This Summer’s Transfer Window is a Theme Park to be Enjoyed

Football Transfer Land edit

With players and managers switching up clubs across Europe, Greg Johnson argues that in the absence of a fixture list this summer is an attraction in its own right

Forget your suitcase, sun cream and tickets to paradise. With the major leagues of Europe settled for another season, there’s only one holiday resort for spectators marooned in the summer sun without their weekly football fix.

As the contents of the gossip columns bubble up and spill out into headlines and speculative editorials, it feels almost like the transfer hype-machine has become self-aware with supercharged anticipation. And while it’s easy to dismiss football’s fallow months as “silly season”, this summer’s transfer window is set to be a veritable theme park of landmark signings and thrill ride rumours.

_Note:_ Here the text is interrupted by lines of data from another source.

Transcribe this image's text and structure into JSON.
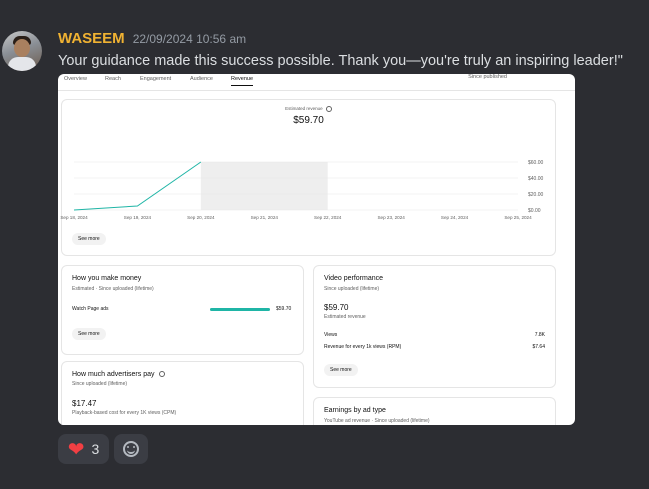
{
  "message": {
    "author": "WASEEM",
    "timestamp": "22/09/2024 10:56 am",
    "text": "Your guidance made this success possible. Thank you—you're truly an inspiring leader!\""
  },
  "screenshot": {
    "tabs": [
      "Overview",
      "Reach",
      "Engagement",
      "Audience",
      "Revenue"
    ],
    "active_tab": "Revenue",
    "period": "Since published",
    "revenue_card": {
      "label": "Estimated revenue",
      "value": "$59.70",
      "see_more": "See more"
    },
    "how_you_make_money": {
      "title": "How you make money",
      "subtitle": "Estimated · Since uploaded (lifetime)",
      "row_label": "Watch Page ads",
      "row_value": "$59.70",
      "row_fraction": 1.0,
      "see_more": "See more"
    },
    "video_performance": {
      "title": "Video performance",
      "subtitle": "Since uploaded (lifetime)",
      "value": "$59.70",
      "value_label": "Estimated revenue",
      "rows": [
        {
          "label": "Views",
          "value": "7.8K"
        },
        {
          "label": "Revenue for every 1k views (RPM)",
          "value": "$7.64"
        }
      ],
      "see_more": "See more"
    },
    "advertisers": {
      "title": "How much advertisers pay",
      "subtitle": "Since uploaded (lifetime)",
      "value": "$17.47",
      "value_label": "Playback-based cost for every 1K views (CPM)"
    },
    "ad_type": {
      "title": "Earnings by ad type",
      "subtitle": "YouTube ad revenue · Since uploaded (lifetime)"
    }
  },
  "chart_data": {
    "type": "line",
    "x": [
      "Sep 18, 2024",
      "Sep 19, 2024",
      "Sep 20, 2024",
      "Sep 21, 2024",
      "Sep 22, 2024",
      "Sep 23, 2024",
      "Sep 24, 2024",
      "Sep 25, 2024"
    ],
    "values": [
      0,
      5,
      60,
      null,
      null,
      null,
      null,
      null
    ],
    "yticks": [
      "$60.00",
      "$40.00",
      "$20.00",
      "$0.00"
    ],
    "ytick_values": [
      60,
      40,
      20,
      0
    ],
    "ylim": [
      0,
      60
    ],
    "shaded_range": [
      "Sep 20, 2024",
      "Sep 22, 2024"
    ],
    "line_color": "#1fb5a6",
    "shade_color": "#eeeeee",
    "grid": true
  },
  "reactions": [
    {
      "icon": "heart-icon",
      "count": "3"
    }
  ],
  "colors": {
    "author": "#f0b232",
    "background": "#2c2d32",
    "accent": "#1fb5a6"
  }
}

Ignore the cartoon-fronted micro-nations of pleasure built on the swamps of Florida and dig in for June, July and August. With the full roster of the Premier League richer than ever, tensions growing between the established elite and their potential usurpers, and a palpable sense of change sweeping through the dugouts of Europe, for once the off-season looks likely to deliver on the preposterous horse-trading usually reserved for football fantasies and video games.

Welcome to Football Summer Transfer Land, the theme park resort where fan and agent dreams of ridiculous deals come true before your eyes. A Twitter account rather than a plane fare is all that’s required to make the trip: visitors needn’t even leave their homes. Continue reading

Match Journal Entry #1: Brazil vs. England


In a new series for Summer 2013, The False Nine team will provide talking points from the matches they’ve watched. First up, John Guillem on England’s visit to Brazil…

-          Prescript: since the game, I have suffered nightmares for the past pair of nights. Murdered ‘Arry in one of them ONLY TO TRANSFORM INTO HIM [!] That one was bad. Chased down the road by Woy with a butterfly night in another. The implications of these are yet to be fully determined. Watching England is bloody miserable, harrowing, traumatic (even if you don’t care) perhaps to a degree which extends beyond the conventional contemporary psychopathology of numbness and alienation…can I get my (figurative) money back?

-          Obvious but still merits statement: England had an extremely depleted squad, and the players who were available dictated our strategy and performance for this game. It’s heartening to see that we can still be hard to break down (though Brazil do suck) with such a weak squad.

-          This was the perfect game for Joe ‘world class’ Hart. Lots of shots to stop but we were playing a side lacking clinicality and aerial/indirect set piece threats of any note. Continue reading